Video Marketing: Posting videos on a third party site like YouTube is not direct marketing
Print Advertising: Anybody could see a print ad
Is there a marketing channel we left off that you think is/is not direct marketing? Throw it in the comments and we’ll get it added.
Confusion About Direct Marketing
From the start people were unclear about how direct marketing differed from mail order advertising, and the proliferation of internet commentary has compounded these initial misunderstandings. Wunderman, although still involved in the advertising and marketing worlds, actively clarifying inaccurate definitions or publishing ebooks to guide us. Nonetheless, it’s his ideas at the root of this powerful concept. That’s why our definition is grounded in those principles, and why we took the time to outline the term’s beginnings.
Another big reason why people get confused about direct marketing is that many strategies could be direct, depending on the level of personalization that’s included. You can see in the list above that event marketing, for example, could be direct marketing if you have personalized messaging in place. So if you just have a booth with swag and some salespeople, you’re not using direct marketing. But if your booth has a badge reader that scans my badge, knows my industry, and provides a particular packet of information, it’s much closer to direct marketing.
How Lester Wunderman’s 50 Year Old Concept Should Guide Your Marketing Today

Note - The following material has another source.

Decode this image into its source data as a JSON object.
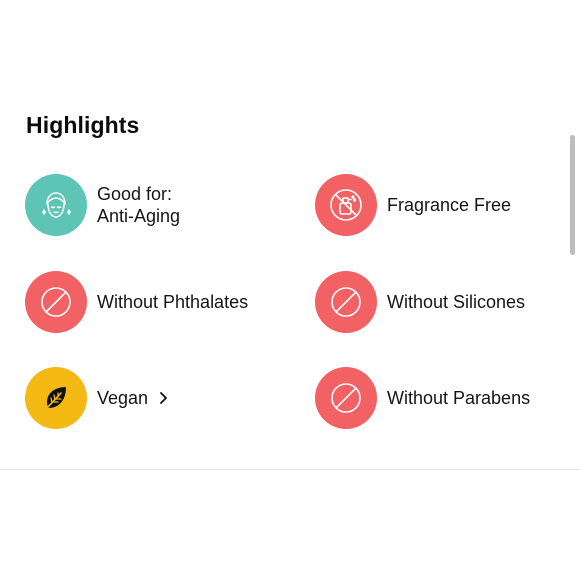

In his speech at MIT that launched direct marketing into the general consciousness, Wunderman outlined a vision of direct marketing as “a system of interactive transactions that would restore a measure of dialogue and human scale to the way we made, sold, and bought things. ”Your customers crave this interactivity. They want the traditional, individualized service that was once the only way to buy and sell anything (we’re talking pre-industrial revolution here). Direct marketing helps us establish and maintain these connections to our customers.
We may have access to reams of data that Wunderman and his colleagues could only dream of 40 years ago, but consumers have been empowered as well:
“The Internet is providing consumers with the means to take many of the initiatives that used to be the exclusive domain of marketers. As a result, we have to learn to listen as hard and creatively as possible”